> _Assigned task_: Search the data for the string "Average", and report each line where it is found.

- - -

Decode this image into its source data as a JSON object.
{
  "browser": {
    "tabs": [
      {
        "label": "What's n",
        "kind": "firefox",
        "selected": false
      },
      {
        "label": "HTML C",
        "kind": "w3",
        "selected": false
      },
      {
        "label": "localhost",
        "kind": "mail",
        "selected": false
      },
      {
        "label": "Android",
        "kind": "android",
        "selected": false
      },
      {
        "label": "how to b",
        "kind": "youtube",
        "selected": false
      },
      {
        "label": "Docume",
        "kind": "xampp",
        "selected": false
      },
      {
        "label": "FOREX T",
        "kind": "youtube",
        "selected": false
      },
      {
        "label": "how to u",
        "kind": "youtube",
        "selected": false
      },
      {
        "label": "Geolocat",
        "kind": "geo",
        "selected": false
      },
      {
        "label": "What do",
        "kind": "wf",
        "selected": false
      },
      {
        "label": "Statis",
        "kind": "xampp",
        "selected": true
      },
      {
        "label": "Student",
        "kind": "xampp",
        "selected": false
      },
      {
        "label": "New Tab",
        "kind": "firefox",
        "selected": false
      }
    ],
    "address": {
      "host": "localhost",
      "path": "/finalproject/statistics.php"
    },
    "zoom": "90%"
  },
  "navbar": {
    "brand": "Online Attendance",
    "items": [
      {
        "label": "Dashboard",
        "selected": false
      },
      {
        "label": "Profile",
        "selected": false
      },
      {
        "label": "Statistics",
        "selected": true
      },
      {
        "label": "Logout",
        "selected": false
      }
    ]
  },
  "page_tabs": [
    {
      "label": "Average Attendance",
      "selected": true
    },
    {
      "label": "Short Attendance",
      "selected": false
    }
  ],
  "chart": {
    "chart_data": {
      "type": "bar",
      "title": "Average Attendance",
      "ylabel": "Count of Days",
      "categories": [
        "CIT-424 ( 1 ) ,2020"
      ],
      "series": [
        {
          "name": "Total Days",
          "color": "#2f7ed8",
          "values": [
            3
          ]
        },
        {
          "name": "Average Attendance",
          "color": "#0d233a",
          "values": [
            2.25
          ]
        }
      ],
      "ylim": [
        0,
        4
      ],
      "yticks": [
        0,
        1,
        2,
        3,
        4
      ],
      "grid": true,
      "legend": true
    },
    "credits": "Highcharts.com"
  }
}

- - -

> _Answer space_:
      "label": "Average Attendance",
      "title": "Average Attendance",
          "name": "Average Attendance",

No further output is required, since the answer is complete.